Sociology teacher Stephen Klineberg songs these types of perceptions into the Houston location research, an annual snapshot of Houstonians’ perceptions definitely approaching the 30th straight 12 months of operation. In a city long-dominated by a shrinking population of white guys, the Katrina experience pushed Houston to face its rapidly increasing variety in many ways it never ever had before, Klineberg claims.
To get they bluntly, the unexpected rise in outsiders — numerous black and bad — caused a starkly adverse turn-in perceptions toward immigrants and minorities, one which worsened in time and only lately have started to soothe. The percentage of Houstonians calling the feeling a very important thing your area fell from 32 per cent in 2006 to simply seven percent in 2008, though throughout the last couple of years, that quantity provides grown slightly to 11 percent. The amount contacting the Katrina experience a terrible thing sugar daddys for Houston currently sits at 59 percent, lower from a peak of 70 percent in 2008. Comparable trend lines come in basic questions about perceptions toward range and immigration. Those claiming developing immigration mostly strengthens culture dropped from 57 % in 2005 to 44 per cent in 2007. Houstonians phoning growing ethnic diversity a source of energy the urban area dipped from 69 % prior to the violent storm to sixty percent in 2008. This present year, it returned to pre-storm grade.

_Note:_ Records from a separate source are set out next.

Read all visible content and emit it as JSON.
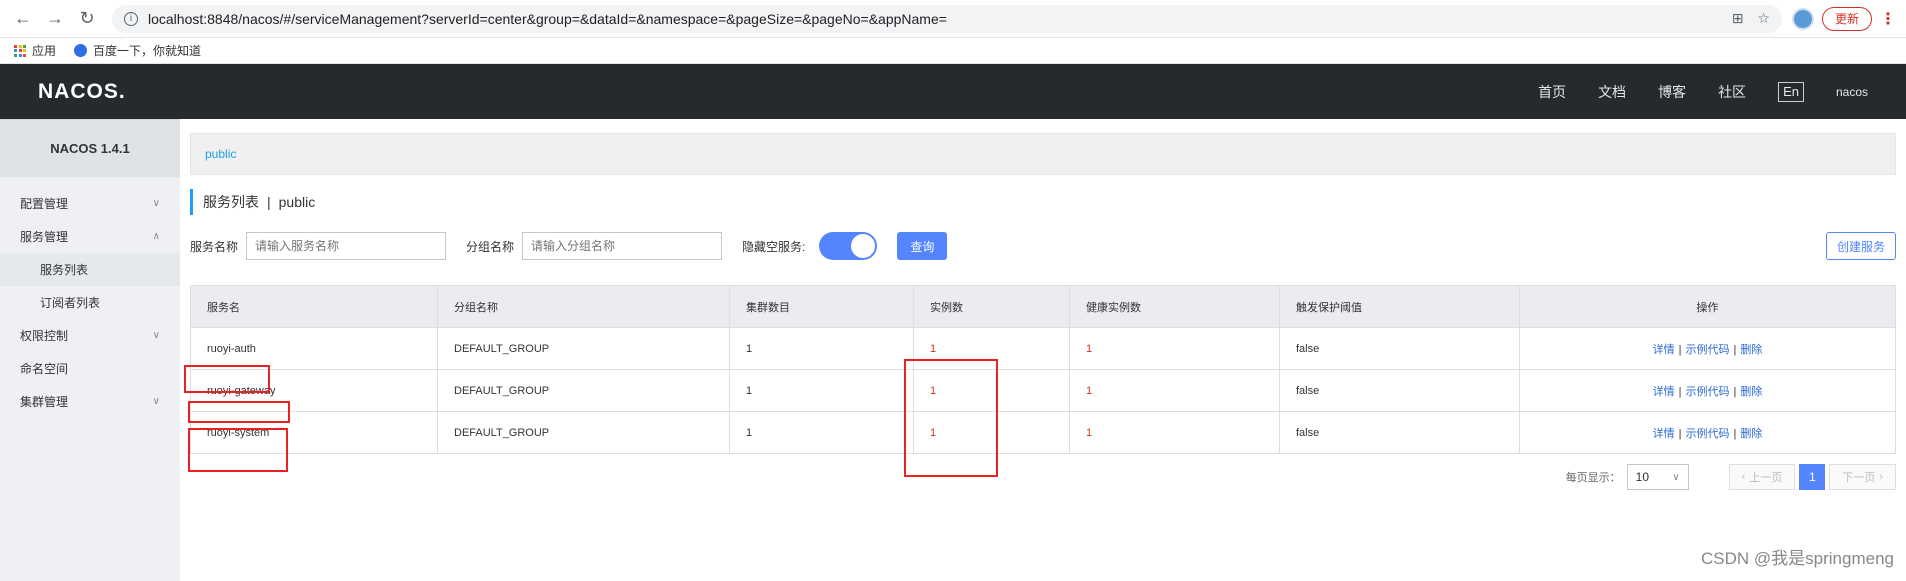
{
  "browser": {
    "url": "localhost:8848/nacos/#/serviceManagement?serverId=center&group=&dataId=&namespace=&pageSize=&pageNo=&appName=",
    "update_label": "更新",
    "bookmarks": [
      "应用",
      "百度一下，你就知道"
    ]
  },
  "header": {
    "logo": "NACOS.",
    "nav": [
      "首页",
      "文档",
      "博客",
      "社区"
    ],
    "lang": "En",
    "user": "nacos"
  },
  "sidebar": {
    "version": "NACOS 1.4.1",
    "items": [
      {
        "label": "配置管理"
      },
      {
        "label": "服务管理"
      },
      {
        "label": "服务列表"
      },
      {
        "label": "订阅者列表"
      },
      {
        "label": "权限控制"
      },
      {
        "label": "命名空间"
      },
      {
        "label": "集群管理"
      }
    ]
  },
  "main": {
    "namespace": "public",
    "title": "服务列表",
    "title_sep": "|",
    "title_ns": "public",
    "filters": {
      "service_label": "服务名称",
      "service_placeholder": "请输入服务名称",
      "group_label": "分组名称",
      "group_placeholder": "请输入分组名称",
      "hide_empty_label": "隐藏空服务:",
      "query_label": "查询",
      "create_label": "创建服务"
    },
    "table": {
      "headers": [
        "服务名",
        "分组名称",
        "集群数目",
        "实例数",
        "健康实例数",
        "触发保护阈值",
        "操作"
      ],
      "rows": [
        {
          "name": "ruoyi-auth",
          "group": "DEFAULT_GROUP",
          "clusters": "1",
          "instances": "1",
          "healthy": "1",
          "threshold": "false"
        },
        {
          "name": "ruoyi-gateway",
          "group": "DEFAULT_GROUP",
          "clusters": "1",
          "instances": "1",
          "healthy": "1",
          "threshold": "false"
        },
        {
          "name": "ruoyi-system",
          "group": "DEFAULT_GROUP",
          "clusters": "1",
          "instances": "1",
          "healthy": "1",
          "threshold": "false"
        }
      ],
      "ops": {
        "detail": "详情",
        "sample": "示例代码",
        "delete": "删除",
        "sep": "|"
      }
    },
    "pager": {
      "per_page_label": "每页显示：",
      "page_size": "10",
      "prev": "上一页",
      "current": "1",
      "next": "下一页"
    }
  },
  "watermark": "CSDN @我是springmeng"
}
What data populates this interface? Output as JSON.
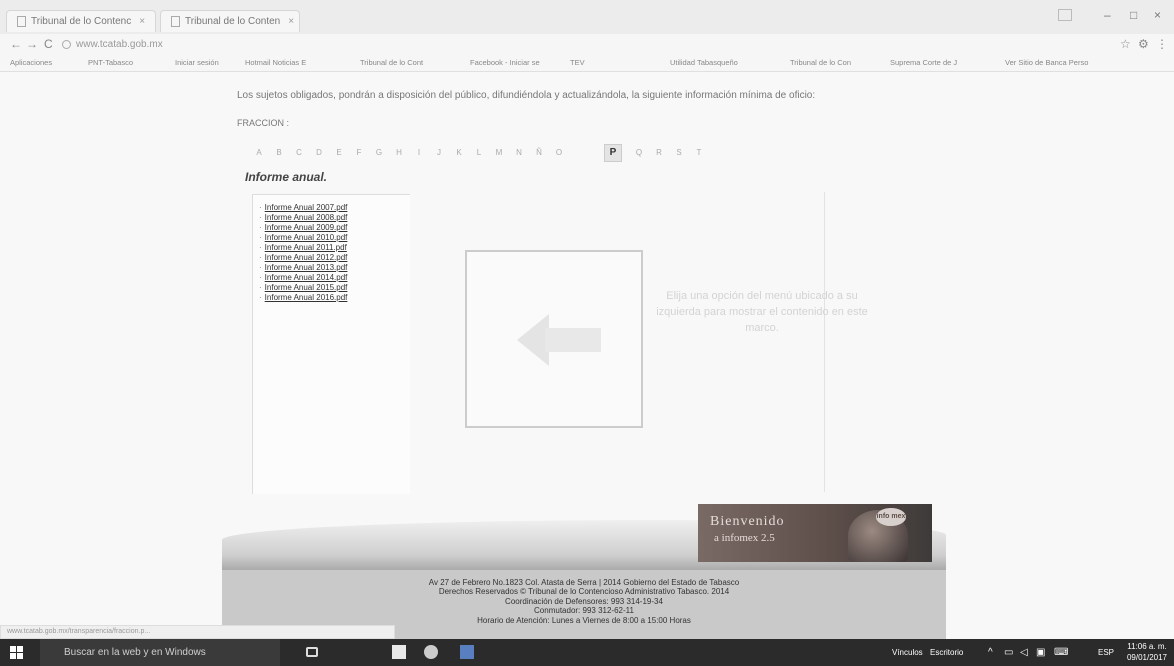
{
  "browser": {
    "tabs": [
      {
        "label": "Tribunal de lo Contenc"
      },
      {
        "label": "Tribunal de lo Conten"
      }
    ],
    "window_controls": {
      "minimize": "–",
      "maximize": "□",
      "close": "×"
    },
    "nav": {
      "back": "←",
      "forward": "→",
      "reload": "C"
    },
    "url": "www.tcatab.gob.mx",
    "bookmarks": [
      "Aplicaciones",
      "PNT-Tabasco",
      "Iniciar sesión",
      "Hotmail Noticias E",
      "Tribunal de lo Cont",
      "Facebook - Iniciar se",
      "TEV",
      "Utilidad Tabasqueño",
      "Tribunal de lo Con",
      "Suprema Corte de J",
      "Ver Sitio de Banca Perso"
    ]
  },
  "page": {
    "intro": "Los sujetos obligados, pondrán a disposición del público, difundiéndola y actualizándola, la siguiente información mínima de oficio:",
    "fraccion_label": "FRACCION :",
    "letters": [
      "A",
      "B",
      "C",
      "D",
      "E",
      "F",
      "G",
      "H",
      "I",
      "J",
      "K",
      "L",
      "M",
      "N",
      "Ñ",
      "O",
      "P",
      "Q",
      "R",
      "S",
      "T"
    ],
    "active_letter": "P",
    "section_title": "Informe anual.",
    "reports": [
      "Informe Anual 2007.pdf",
      "Informe Anual 2008.pdf",
      "Informe Anual 2009.pdf",
      "Informe Anual 2010.pdf",
      "Informe Anual 2011.pdf",
      "Informe Anual 2012.pdf",
      "Informe Anual 2013.pdf",
      "Informe Anual 2014.pdf",
      "Informe Anual 2015.pdf",
      "Informe Anual 2016.pdf"
    ],
    "hint": "Elija una opción del menú ubicado a su izquierda para mostrar el contenido en este marco.",
    "banner": {
      "line1": "Bienvenido",
      "line2": "a infomex 2.5",
      "logo": "info mex"
    },
    "footer": [
      "Av 27 de Febrero No.1823 Col. Atasta de Serra | 2014 Gobierno del Estado de Tabasco",
      "Derechos Reservados © Tribunal de lo Contencioso Administrativo Tabasco. 2014",
      "Coordinación de Defensores: 993 314-19-34",
      "Conmutador: 993 312-62-11",
      "Horario de Atención: Lunes a Viernes de 8:00 a 15:00 Horas"
    ],
    "status_url": "www.tcatab.gob.mx/transparencia/fraccion.p..."
  },
  "taskbar": {
    "search_placeholder": "Buscar en la web y en Windows",
    "tray_vinculos": "Vínculos",
    "tray_escritorio": "Escritorio",
    "tray_lang": "ESP",
    "time": "11:06 a. m.",
    "date": "09/01/2017"
  }
}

Above all else, Klineberg ended up being struck by how Katrina — a lot more than any celebration recorded by his study
— disclosed apparently irreconcilable disparities between your lived experiences various racing. Seventy-eight per cent of black colored Houstonians stated government entities might have responded more quickly in the event the brand new Orleans people were predominantly white. 70 % associated with the white Houstonians stated it mightn’t make a big change. “It’s about as striking a big difference obviously,” Klineberg claims.
The undetectable evacuees
Naturally, the mass relocation had not been limited by bad black colored unique Orleanians. Huge cuts with the evacuee population assimilated according to the radar of well-known ideas and stereotypes. Klineberg notes that around 9,000 Vietnamese evacuees found Houston. As opposed to taking refuge when you look at the public choices, they certainly were largely taken in by 46,000 Vietnamese families in Houston.
Evacuees is divided in to two starkly different communities: the voluntary — normally people that have the connections and way to escape before Katrina strike — plus the involuntary 2nd trend that came after Katrina, delivered in from shelters like the Superdome in addition to town’s meeting center. A lot of, without the method for evacuate, had been removed from rooftops in the decrease Ninth Ward and eastern brand new Orleans, where to 20 foot of water have ripped through residences, slamming some off their unique foundations. The poorer second team, quicker available to reporters within the boundaries with the Astrodome and FEMA houses, reigned over the insurance coverage and literally coloured perceptions on the evacuee populace. Rick Wilson performed a number of social studies with people when you look at the rescue stores and found these to getting, as a bunch, highly cooperative, scrupulous and prepared to promote. “One with the things i needed accomplish is dismiss this misconception that, once you get traumatized, or when government collapses or fails, it doesn’t suggest folks just begin playing around and killing each other,” according to him. “And they don’t.”
In the end, the story of post-Katrina Houston is regarded as many finding a home — by possibility or need
— in a diverse city of about 5.5 million. “Has they influenced the society on the city?” Yeah, it’s have a bearing,” Wilson states. “keeps it fundamentally changed the town? We don’t discover that. Features it generated the city think about it self? Sure. Has actually it generated Houston the fresh new brand new Orleans? Nope.”
Parker states her office gets day-to-day reports from former brand new Orleanians who have grown sources, ordered house, gotten employment and enrolled their children in school. “For a lot of, Houston has been an excellent step,” she states. Though, she acknowledges, “There will also be a lot of that however yearn to go back to New Orleans.”
Colorado Tribune donors or users is quoted or talked about in our tales, or may be the topic of all of them. For a total set of contributors, click here.
Top quality news media doesn’t are available cost-free
Probably it goes without saying — but producing high quality journalism is not cheaper.
At a time when newsroom means and profits across the country tend to be declining, The Texas Tribune stays invested in sustaining the goal: producing a more engaged and wise Tx with every story we manage, every occasion we convene and each publication we send. As a nonprofit newsroom, we depend on people to help keep our reports cost-free and all of our happenings prepared for the public. Do you treasure all of our news media? Indicate to us along with your service.